Bone-shortening surgeries aren’t without risk. With an epiphysiodesis, potential side effects or complications include:
- deformity of bone growth
- continued growth of bones
- over- or under-correction that doesn’t eliminate the difference
Potential risks or side effects of bone-shortening surgery include:
- bones that heal out of alignment
- over- or under-correction
- nonunion, or bones that fail to properly join during healing
- loss of function
A difference in a child’s leg length may first become noticeable to parents as a child begins to walk. A routine screening at school for scoliosis (curvature of the spine) may also pick up a discrepancy in leg length.
To diagnose a variation in leg lengths, a doctor first reviews a child’s general health and medical history.
They then conduct a physical exam that involves observing the way a child walks. A child may compensate for a difference in leg length by walking on the toes of their shorter leg or bending the knee of their longer leg.
The doctor may measure the difference between legs by placing wooden blocks under the shorter leg until both hips are level. Imaging studies (such as X-rays and CT scans) may also be used to measure the length and density of the leg bones.
If a child is still growing, their doctor may recommend waiting to see if the difference in leg length increases or remains the same.
To monitor growth, the doctor may choose to repeat the physical examination and imaging tests every 6 to 12 months.
Both of these procedures are likely to cost several tens of thousands of dollars. Both will require a hospital stay, but a bone-shortening surgery may require an even longer stay. This increases the total cost of the procedure.
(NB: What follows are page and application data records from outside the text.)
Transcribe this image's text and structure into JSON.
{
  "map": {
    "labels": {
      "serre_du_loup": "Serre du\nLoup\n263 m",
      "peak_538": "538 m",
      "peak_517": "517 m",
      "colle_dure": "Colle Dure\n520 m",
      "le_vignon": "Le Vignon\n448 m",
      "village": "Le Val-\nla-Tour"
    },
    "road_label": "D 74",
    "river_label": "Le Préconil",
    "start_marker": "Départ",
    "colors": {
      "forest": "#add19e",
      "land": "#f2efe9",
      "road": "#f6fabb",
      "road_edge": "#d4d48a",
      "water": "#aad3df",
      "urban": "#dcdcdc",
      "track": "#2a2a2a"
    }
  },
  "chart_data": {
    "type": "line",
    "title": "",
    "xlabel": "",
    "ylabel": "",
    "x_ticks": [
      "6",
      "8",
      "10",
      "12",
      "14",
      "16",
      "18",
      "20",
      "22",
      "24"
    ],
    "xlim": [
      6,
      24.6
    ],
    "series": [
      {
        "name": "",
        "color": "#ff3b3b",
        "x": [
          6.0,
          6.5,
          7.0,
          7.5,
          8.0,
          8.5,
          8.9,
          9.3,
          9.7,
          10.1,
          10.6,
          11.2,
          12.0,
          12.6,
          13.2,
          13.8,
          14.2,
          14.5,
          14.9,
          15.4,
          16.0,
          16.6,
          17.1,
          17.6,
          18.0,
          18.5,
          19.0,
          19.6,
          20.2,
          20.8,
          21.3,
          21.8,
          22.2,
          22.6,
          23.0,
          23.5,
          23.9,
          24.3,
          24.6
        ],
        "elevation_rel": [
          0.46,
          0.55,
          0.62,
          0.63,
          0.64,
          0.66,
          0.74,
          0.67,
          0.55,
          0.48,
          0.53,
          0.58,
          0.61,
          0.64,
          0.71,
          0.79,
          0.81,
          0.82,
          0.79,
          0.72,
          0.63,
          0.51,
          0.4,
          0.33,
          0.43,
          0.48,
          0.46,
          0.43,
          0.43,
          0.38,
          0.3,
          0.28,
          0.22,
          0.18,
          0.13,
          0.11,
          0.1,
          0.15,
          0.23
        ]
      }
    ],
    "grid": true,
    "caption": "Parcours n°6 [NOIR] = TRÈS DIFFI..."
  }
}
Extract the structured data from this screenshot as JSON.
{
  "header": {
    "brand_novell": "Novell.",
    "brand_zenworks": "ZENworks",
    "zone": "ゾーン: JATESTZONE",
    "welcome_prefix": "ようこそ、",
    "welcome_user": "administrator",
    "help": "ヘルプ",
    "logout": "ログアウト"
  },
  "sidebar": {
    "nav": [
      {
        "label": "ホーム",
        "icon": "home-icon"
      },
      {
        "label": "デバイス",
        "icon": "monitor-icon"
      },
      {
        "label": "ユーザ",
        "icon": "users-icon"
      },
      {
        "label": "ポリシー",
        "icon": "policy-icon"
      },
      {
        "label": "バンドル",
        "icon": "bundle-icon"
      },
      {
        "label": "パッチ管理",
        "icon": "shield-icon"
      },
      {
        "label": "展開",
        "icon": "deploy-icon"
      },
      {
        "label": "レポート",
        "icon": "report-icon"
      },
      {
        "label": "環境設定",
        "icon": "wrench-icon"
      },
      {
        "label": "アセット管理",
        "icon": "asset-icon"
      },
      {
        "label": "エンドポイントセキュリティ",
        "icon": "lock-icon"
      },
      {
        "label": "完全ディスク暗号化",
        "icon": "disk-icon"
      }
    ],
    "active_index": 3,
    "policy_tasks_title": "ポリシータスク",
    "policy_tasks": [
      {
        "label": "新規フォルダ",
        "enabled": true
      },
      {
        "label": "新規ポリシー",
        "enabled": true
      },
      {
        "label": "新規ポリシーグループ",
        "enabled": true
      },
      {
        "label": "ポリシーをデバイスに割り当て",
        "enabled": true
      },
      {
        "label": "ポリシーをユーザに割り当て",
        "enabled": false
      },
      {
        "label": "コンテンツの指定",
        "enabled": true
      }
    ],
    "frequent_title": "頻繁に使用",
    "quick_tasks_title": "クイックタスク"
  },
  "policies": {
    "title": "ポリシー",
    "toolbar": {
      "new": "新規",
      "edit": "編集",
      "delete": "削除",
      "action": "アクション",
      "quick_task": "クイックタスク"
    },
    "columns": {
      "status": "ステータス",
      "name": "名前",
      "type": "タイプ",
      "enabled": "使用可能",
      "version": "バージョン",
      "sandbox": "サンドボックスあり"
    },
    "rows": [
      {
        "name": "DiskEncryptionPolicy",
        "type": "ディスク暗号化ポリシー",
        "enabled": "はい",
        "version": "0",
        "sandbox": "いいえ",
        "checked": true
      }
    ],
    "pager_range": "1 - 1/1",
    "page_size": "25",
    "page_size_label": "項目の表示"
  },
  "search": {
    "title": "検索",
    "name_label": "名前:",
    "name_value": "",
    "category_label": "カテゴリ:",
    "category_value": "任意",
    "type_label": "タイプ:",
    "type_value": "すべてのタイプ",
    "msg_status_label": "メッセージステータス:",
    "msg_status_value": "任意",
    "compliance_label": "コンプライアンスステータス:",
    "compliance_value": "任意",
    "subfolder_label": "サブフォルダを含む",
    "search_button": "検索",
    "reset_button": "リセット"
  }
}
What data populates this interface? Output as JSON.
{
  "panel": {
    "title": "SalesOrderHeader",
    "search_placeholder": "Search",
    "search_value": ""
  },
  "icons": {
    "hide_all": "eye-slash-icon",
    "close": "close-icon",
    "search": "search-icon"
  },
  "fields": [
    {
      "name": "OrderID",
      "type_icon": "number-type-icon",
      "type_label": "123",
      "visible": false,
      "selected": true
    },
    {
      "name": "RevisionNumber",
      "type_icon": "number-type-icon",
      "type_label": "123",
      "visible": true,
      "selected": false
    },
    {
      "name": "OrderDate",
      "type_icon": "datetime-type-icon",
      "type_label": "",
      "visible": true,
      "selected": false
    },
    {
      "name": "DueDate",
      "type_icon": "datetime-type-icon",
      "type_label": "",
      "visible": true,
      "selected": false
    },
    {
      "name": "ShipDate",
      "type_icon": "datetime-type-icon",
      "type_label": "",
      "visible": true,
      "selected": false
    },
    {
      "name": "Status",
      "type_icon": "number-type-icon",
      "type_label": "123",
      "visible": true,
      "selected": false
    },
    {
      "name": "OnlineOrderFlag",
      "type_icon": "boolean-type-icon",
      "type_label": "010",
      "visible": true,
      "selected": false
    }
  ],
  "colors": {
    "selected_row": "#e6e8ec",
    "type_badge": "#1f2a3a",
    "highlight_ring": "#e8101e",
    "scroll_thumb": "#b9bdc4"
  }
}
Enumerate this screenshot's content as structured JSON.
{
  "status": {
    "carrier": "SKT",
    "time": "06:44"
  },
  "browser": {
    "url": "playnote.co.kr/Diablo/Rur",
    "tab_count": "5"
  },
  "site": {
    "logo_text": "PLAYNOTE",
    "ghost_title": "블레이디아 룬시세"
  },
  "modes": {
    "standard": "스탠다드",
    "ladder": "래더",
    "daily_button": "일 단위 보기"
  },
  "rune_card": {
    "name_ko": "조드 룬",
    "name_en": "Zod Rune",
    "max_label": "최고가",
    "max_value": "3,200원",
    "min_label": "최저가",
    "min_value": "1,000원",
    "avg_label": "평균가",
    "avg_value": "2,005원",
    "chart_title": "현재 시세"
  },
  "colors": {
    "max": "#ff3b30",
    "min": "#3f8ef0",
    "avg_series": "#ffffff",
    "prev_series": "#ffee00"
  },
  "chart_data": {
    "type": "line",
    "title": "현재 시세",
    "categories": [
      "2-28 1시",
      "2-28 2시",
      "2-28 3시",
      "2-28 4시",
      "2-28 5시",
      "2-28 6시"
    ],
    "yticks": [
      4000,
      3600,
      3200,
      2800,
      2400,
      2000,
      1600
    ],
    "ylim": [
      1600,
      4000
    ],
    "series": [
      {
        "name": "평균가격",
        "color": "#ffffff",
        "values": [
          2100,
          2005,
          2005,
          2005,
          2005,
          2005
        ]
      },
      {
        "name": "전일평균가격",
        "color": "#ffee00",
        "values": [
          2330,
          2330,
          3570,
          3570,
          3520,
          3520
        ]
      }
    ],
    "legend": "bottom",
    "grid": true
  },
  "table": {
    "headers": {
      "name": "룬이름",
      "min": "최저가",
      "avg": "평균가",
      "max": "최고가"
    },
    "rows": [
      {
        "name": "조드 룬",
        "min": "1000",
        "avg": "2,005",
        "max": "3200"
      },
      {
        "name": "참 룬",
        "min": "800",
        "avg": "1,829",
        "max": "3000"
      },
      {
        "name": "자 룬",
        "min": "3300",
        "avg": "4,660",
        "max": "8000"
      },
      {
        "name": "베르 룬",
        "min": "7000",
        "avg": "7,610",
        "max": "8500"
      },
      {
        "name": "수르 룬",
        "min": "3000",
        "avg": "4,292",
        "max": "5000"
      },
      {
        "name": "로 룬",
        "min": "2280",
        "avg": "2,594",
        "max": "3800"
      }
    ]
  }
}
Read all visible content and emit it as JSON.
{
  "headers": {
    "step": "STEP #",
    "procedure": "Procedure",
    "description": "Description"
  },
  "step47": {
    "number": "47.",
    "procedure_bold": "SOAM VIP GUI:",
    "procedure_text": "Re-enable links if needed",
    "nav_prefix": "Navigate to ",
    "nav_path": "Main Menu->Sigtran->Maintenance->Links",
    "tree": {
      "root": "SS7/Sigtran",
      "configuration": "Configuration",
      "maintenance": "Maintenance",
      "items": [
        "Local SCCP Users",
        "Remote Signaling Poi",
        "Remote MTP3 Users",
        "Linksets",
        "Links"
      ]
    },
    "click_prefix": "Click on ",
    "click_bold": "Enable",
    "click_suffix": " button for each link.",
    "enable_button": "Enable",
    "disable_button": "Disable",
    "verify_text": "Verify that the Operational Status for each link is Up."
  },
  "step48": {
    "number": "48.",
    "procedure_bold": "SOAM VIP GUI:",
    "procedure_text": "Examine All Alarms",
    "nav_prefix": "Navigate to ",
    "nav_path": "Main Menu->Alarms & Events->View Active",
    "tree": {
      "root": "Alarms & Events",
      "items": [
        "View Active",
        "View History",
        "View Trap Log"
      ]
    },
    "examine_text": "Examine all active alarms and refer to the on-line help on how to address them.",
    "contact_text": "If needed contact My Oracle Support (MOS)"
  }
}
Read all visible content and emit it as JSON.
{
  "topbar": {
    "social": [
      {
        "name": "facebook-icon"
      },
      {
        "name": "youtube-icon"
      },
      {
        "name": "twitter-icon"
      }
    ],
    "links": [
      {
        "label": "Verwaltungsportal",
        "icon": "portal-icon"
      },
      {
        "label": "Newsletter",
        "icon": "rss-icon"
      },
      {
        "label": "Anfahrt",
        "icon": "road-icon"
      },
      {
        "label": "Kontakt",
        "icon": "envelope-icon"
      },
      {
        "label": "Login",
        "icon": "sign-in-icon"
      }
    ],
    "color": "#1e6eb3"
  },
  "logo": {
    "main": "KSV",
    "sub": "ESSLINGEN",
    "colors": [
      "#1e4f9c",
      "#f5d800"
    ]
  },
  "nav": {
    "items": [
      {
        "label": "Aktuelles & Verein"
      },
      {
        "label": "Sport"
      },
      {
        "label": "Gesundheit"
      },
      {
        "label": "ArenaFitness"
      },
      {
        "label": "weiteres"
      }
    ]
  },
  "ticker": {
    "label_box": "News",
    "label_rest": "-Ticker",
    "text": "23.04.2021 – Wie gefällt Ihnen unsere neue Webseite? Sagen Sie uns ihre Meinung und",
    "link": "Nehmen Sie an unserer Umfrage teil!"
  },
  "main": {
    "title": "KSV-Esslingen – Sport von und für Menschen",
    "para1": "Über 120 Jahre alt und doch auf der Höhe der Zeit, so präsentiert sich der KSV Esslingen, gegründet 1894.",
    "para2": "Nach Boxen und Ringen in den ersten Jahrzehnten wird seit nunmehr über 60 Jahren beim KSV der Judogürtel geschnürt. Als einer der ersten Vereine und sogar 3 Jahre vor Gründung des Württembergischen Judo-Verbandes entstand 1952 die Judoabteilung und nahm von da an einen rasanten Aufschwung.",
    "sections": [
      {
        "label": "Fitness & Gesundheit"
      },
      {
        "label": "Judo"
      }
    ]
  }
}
Insurance may cover the cost of either procedure, especially if your doctor determines the bone length differences is causing significant impairment.
However, it’s advisable that you call your health insurance company to verify coverage before undertaking the procedure so you don’t have any surprise bills.
If you’re unhappy with your height or have issues because your legs are different lengths, you should talk with a doctor.
In some cases, a correction may be as simple as wearing special shoes. Shoes with interior lifts can correct a limb length difference and help eliminate any issues it’s causing you.
But if the difference between your limbs is still too great, surgery may be an option. Your doctor can walk you through the steps that are necessary to determine if you qualify for surgery and help you prepare for the recovery process.
The human body isn’t symmetrical, so it’s not uncommon for a person to have slight differences in the length of their arms or legs. But greater differences — ones that are more than a few centimeters — can affect your well-being and quality of life.
If a limb length difference is causing you pain or affecting your day-to-day activities, a bone-shortening surgery may provide relief. Your doctor can help you begin the process to understand your options.